**TASK**: All lines in the material below that contain "Transactions" should be located and copied.

**DATASET EXTRACT**:
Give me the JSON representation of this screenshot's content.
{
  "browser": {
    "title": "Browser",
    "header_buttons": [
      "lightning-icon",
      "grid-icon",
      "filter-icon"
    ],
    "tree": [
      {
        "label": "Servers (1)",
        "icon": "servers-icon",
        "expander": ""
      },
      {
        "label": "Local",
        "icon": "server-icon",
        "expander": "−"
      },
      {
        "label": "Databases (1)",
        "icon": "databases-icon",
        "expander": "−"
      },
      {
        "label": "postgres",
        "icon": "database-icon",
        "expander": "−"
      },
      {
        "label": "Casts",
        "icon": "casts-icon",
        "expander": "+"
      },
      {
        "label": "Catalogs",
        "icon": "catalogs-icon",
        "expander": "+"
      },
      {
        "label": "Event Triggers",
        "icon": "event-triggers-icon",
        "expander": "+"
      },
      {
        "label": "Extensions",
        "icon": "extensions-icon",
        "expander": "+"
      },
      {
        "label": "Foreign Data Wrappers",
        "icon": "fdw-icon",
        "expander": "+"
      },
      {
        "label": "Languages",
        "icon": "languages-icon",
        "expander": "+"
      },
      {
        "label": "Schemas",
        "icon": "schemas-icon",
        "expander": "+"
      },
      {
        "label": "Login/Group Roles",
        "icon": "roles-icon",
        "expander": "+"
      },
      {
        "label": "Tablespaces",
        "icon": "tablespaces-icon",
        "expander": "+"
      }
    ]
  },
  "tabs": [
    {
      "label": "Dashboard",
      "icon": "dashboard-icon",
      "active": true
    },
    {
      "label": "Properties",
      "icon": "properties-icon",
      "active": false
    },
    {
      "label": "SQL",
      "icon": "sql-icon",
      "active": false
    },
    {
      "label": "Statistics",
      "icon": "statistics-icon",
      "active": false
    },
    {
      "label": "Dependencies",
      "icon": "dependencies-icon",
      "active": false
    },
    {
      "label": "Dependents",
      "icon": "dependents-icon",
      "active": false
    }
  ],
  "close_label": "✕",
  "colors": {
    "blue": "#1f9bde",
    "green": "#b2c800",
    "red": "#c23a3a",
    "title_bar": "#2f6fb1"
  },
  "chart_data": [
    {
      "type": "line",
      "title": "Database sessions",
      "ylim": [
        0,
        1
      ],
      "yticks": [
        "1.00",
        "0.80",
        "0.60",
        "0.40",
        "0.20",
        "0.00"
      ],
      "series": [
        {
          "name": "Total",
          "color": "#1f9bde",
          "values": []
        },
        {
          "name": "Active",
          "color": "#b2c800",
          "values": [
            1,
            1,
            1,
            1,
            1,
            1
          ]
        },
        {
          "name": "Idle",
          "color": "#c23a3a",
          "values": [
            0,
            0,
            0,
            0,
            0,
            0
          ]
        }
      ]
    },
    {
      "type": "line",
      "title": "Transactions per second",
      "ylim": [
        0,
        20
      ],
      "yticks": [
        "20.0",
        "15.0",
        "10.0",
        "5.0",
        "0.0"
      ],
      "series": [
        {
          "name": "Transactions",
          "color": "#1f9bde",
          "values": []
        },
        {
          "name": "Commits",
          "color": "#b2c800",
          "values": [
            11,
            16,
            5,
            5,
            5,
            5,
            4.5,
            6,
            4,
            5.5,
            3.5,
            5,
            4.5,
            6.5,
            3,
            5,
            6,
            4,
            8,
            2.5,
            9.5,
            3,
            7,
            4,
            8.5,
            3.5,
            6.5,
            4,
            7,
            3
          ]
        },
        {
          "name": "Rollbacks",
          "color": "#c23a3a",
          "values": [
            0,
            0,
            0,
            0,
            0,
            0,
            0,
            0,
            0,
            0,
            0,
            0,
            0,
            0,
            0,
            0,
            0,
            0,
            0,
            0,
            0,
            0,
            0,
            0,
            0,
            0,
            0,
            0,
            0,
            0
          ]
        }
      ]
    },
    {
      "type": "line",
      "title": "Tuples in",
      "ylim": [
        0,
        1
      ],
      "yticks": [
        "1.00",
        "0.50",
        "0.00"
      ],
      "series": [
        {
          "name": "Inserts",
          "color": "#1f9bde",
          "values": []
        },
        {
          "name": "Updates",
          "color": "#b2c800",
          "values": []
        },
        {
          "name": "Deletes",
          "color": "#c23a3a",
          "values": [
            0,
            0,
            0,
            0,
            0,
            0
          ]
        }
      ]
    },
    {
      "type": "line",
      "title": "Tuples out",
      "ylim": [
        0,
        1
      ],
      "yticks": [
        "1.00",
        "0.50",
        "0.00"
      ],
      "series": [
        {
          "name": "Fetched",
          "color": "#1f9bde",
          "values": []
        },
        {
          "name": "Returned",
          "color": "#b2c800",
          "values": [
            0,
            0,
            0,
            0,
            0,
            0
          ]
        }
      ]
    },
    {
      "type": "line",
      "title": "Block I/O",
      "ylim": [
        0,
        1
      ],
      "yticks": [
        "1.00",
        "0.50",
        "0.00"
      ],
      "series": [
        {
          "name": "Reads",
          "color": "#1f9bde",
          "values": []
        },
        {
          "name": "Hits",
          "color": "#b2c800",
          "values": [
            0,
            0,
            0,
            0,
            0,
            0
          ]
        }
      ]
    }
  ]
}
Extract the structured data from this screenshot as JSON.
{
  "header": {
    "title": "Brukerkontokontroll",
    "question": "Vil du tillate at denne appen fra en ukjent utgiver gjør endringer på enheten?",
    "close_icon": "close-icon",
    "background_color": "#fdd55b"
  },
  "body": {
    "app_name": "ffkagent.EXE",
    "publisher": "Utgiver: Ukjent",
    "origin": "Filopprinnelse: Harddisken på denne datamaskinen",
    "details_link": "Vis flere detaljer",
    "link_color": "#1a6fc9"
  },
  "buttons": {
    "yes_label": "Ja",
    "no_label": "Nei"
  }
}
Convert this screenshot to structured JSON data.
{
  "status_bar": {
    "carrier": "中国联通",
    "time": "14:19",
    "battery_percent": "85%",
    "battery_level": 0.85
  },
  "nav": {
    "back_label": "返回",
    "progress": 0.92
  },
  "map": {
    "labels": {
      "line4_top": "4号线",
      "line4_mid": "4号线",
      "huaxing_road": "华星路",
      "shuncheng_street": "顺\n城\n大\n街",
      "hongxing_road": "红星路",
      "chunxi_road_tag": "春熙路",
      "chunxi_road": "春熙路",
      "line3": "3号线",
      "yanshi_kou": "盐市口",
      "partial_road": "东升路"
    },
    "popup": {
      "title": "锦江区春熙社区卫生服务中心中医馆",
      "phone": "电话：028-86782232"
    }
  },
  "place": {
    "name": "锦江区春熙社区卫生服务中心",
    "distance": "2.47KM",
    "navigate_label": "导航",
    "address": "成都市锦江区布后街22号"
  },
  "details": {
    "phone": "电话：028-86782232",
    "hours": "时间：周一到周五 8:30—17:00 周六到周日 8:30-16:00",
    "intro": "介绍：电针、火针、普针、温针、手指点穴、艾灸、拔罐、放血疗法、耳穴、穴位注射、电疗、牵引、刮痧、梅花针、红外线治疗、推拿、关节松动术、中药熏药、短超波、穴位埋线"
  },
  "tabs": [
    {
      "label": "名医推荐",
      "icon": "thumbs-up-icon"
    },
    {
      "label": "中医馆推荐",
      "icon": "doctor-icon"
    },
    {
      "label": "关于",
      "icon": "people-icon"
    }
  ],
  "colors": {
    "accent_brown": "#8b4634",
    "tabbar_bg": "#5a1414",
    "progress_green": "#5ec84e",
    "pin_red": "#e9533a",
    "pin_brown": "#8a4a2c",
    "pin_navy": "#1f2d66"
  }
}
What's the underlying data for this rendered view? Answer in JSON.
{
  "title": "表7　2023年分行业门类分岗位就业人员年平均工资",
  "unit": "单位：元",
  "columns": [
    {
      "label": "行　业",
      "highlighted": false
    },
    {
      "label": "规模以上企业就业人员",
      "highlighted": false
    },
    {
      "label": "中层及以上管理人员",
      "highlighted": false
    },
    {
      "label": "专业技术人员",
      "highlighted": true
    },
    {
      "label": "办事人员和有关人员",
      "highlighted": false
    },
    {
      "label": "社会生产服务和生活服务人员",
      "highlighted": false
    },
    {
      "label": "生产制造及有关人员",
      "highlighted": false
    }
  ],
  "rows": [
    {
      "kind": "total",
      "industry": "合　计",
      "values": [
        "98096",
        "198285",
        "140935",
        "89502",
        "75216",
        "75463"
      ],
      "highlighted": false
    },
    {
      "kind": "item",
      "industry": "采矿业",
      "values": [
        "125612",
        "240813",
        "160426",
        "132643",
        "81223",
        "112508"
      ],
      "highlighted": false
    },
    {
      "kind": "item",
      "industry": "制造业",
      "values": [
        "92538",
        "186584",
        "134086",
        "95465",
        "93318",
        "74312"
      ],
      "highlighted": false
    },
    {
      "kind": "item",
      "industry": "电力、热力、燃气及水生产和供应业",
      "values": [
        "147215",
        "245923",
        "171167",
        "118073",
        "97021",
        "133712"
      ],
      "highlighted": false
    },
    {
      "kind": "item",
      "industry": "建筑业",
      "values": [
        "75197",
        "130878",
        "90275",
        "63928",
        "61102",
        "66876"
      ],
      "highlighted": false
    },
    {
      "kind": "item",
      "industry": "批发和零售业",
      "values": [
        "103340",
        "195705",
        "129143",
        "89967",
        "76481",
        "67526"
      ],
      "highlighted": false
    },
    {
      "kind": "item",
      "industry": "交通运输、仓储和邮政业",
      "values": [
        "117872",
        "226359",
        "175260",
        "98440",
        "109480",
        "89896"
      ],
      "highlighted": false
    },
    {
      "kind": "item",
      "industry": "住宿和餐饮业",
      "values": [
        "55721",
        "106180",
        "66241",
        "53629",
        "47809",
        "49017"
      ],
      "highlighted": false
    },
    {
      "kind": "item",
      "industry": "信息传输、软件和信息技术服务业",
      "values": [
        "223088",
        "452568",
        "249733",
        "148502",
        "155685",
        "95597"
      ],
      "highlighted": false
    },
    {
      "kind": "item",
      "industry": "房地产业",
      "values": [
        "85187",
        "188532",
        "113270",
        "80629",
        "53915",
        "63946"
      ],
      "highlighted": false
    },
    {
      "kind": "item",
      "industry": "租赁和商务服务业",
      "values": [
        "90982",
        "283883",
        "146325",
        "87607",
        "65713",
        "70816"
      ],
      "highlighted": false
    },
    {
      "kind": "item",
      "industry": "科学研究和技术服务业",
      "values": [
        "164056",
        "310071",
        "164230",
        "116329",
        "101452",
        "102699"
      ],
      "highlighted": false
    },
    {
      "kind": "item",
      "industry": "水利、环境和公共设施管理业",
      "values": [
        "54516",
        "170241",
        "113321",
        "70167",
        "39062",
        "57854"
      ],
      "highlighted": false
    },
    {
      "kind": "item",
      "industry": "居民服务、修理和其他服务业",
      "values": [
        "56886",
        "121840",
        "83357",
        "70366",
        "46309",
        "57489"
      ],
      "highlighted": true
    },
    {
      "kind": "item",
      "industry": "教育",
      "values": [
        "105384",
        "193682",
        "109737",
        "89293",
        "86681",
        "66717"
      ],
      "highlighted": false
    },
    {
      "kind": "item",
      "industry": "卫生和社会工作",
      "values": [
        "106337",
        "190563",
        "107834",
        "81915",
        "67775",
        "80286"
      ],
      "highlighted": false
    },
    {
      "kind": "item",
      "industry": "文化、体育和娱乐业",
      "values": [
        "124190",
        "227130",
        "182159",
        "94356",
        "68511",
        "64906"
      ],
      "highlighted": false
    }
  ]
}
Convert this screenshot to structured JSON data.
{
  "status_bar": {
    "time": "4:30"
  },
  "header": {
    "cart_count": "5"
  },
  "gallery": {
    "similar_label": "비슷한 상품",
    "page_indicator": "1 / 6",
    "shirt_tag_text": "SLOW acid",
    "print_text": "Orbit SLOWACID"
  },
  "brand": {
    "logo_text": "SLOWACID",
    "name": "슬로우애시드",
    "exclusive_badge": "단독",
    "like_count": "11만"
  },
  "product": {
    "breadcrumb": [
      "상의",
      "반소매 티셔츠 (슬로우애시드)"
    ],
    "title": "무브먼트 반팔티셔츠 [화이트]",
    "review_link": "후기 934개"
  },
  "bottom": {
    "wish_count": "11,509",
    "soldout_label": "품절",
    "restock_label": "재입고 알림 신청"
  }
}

**EXERCISE SOLUTION**:
      "title": "Transactions per second",
          "name": "Transactions",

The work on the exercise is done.